Planning for the ages
The Residential Infill Project also includes important changes to accommodate people of all ages and abilities in new residential development by requiring at least one of the homes in a triplex to be ADA-compliant.
“We’re excited that the final RIP policy package addresses these AARP priorities and applaud the city for listening deeply,” said AARP Oregon. “The Residential Infill Project will help make Portland a more age-friendly place where people of all ages, abilities, races, family size and incomes can thrive.”
Power of partnership

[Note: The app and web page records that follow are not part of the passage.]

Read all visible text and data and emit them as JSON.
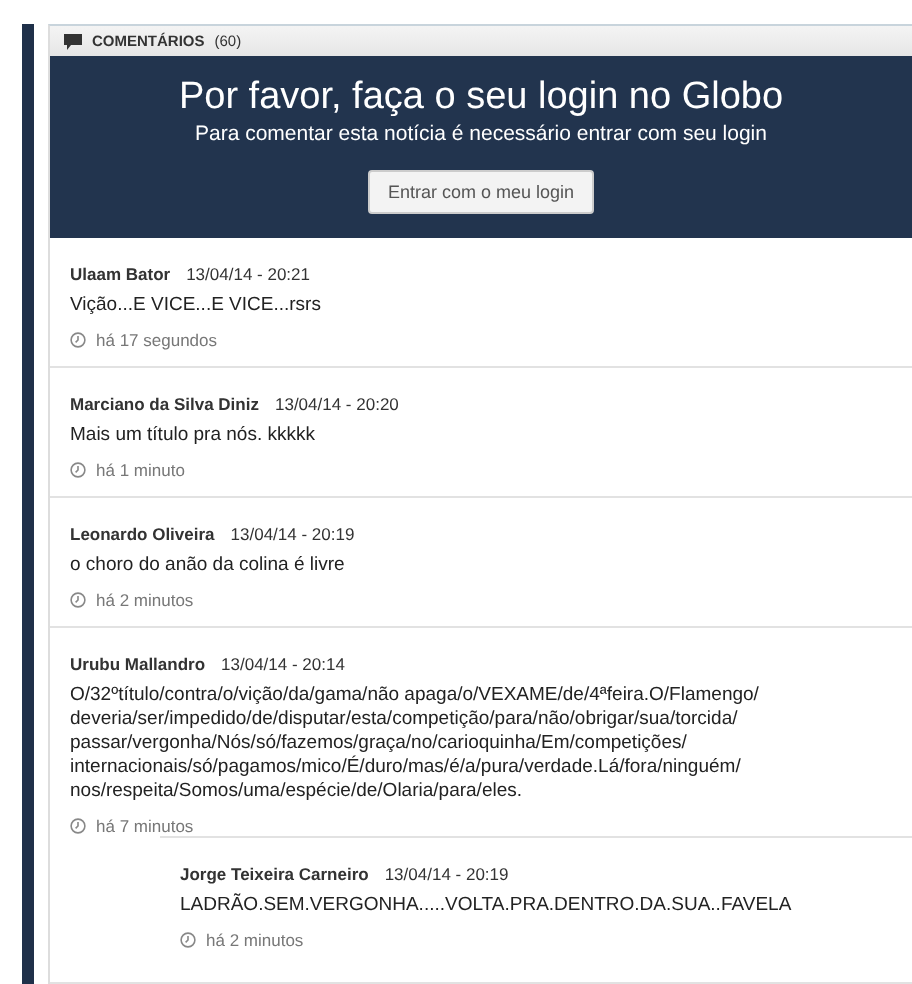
{
  "header": {
    "title": "COMENTÁRIOS",
    "count": "(60)"
  },
  "login": {
    "title": "Por favor, faça o seu login no Globo",
    "subtitle": "Para comentar esta notícia é necessário entrar com seu login",
    "button": "Entrar com o meu login"
  },
  "comments": [
    {
      "author": "Ulaam Bator",
      "date": "13/04/14 - 20:21",
      "text": "Vição...E VICE...E VICE...rsrs",
      "time": "há 17 segundos"
    },
    {
      "author": "Marciano da Silva Diniz",
      "date": "13/04/14 - 20:20",
      "text": "Mais um título pra nós. kkkkk",
      "time": "há 1 minuto"
    },
    {
      "author": "Leonardo Oliveira",
      "date": "13/04/14 - 20:19",
      "text": "o choro do anão da colina é livre",
      "time": "há 2 minutos"
    },
    {
      "author": "Urubu Mallandro",
      "date": "13/04/14 - 20:14",
      "text": "O/32ºtítulo/contra/o/vição/da/gama/não apaga/o/VEXAME/de/4ªfeira.O/Flamengo/\ndeveria/ser/impedido/de/disputar/esta/competição/para/não/obrigar/sua/torcida/\npassar/vergonha/Nós/só/fazemos/graça/no/carioquinha/Em/competições/\ninternacionais/só/pagamos/mico/É/duro/mas/é/a/pura/verdade.Lá/fora/ninguém/\nnos/respeita/Somos/uma/espécie/de/Olaria/para/eles.",
      "time": "há 7 minutos",
      "children": [
        {
          "author": "Jorge Teixeira Carneiro",
          "date": "13/04/14 - 20:19",
          "text": "LADRÃO.SEM.VERGONHA.....VOLTA.PRA.DENTRO.DA.SUA..FAVELA",
          "time": "há 2 minutos"
        }
      ]
    }
  ]
}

The Residential Infill Project evolved for over five years. It began as a response to the rise of demolitions of single-family homes and evolved into a comprehensive approach to eliminating exclusionary zoning practices. During the process, a coalition formed between housing advocates, homebuilders, climate activists, environmentalists, and others to increase middle housing throughout the city. Together we worked to ensure building fourplexes and simplexes would pencil out for affordable housing developers, thus creating more possibilities for affordable housing stock in residential neighborhoods.
“We are thrilled at the passage of the Residential Infill Project,” said Business for a Better Portland. “The policy change will allow more people to access jobs and opportunities in the city and, over time, help add housing options in neighborhoods across the city. We thank the many advocates and city leaders who worked for years to end an exclusionary zoning policy that was designed with the intent and outcome to discriminate against non-white Portlanders.”
The adoption of the Residential Infill Project must now be acknowledged by the State and implementation is expected in 2021.
The Residential Infill Project is the third and final leg of the Bureau of Planning and Sustainability’s housing “stool,” which started with the update of Portland’s mixed-use zones followed by the city’s multi-family zones (Better Housing by Design). For RIP, the bureau conducted a displacement analysis, which was the first of its kind in the nation. It showed that, while displacement would still occur with RIP, the impact on vulnerable populations would be far less than doing nothing. It also allows us to target neighborhoods that are particularly vulnerable and develop interventions.
The City of Portland ensures meaningful access to City programs, services, and activities to comply with Civil Rights Title VI and ADA Title II laws and reasonably provides translation, interpretation, modifications, accommodations, alternative formats, auxiliary aids, and services. To request these services, contact 503-823-4000 or TTY 503-823-6868.
Portland just passed the best low-density zoning reform in US history
Portland’s city council set a new bar for North American housing reform Wednesday by legalizing up to four homes on almost any residential lot.
Portland’s new rules will also offer a “deeper affordability” option: four to six homes on any lot if at least half are available to low-income Portlanders at regulated, affordable prices. The measure will make it viable for nonprofits to intersperse below-market housing anywhere in the city for the first time in a century.
And among other things it will remove all parking mandates from three quarters of the city’s residential land, combining with a recent reform of apartment zones to essentially make home driveways optional citywide for the first time since 1973.
It’s the most pro-housing reform to low-density zones in US history.
The “Residential Infill Project,” as it’s known, melds ideas pioneered recently by Minneapolis and Austin and goes well beyond the requirements of a state law Oregon passed last year.
The proposal passed 3-1. After years of local headlines describing the proposal as “controversial,” both of the council members up for re-election see their “yes” votes as key accomplishments. Of the council’s two open seats, a commissioner-elect and both candidates in Tuesday’s council runoff had also endorsed its principles.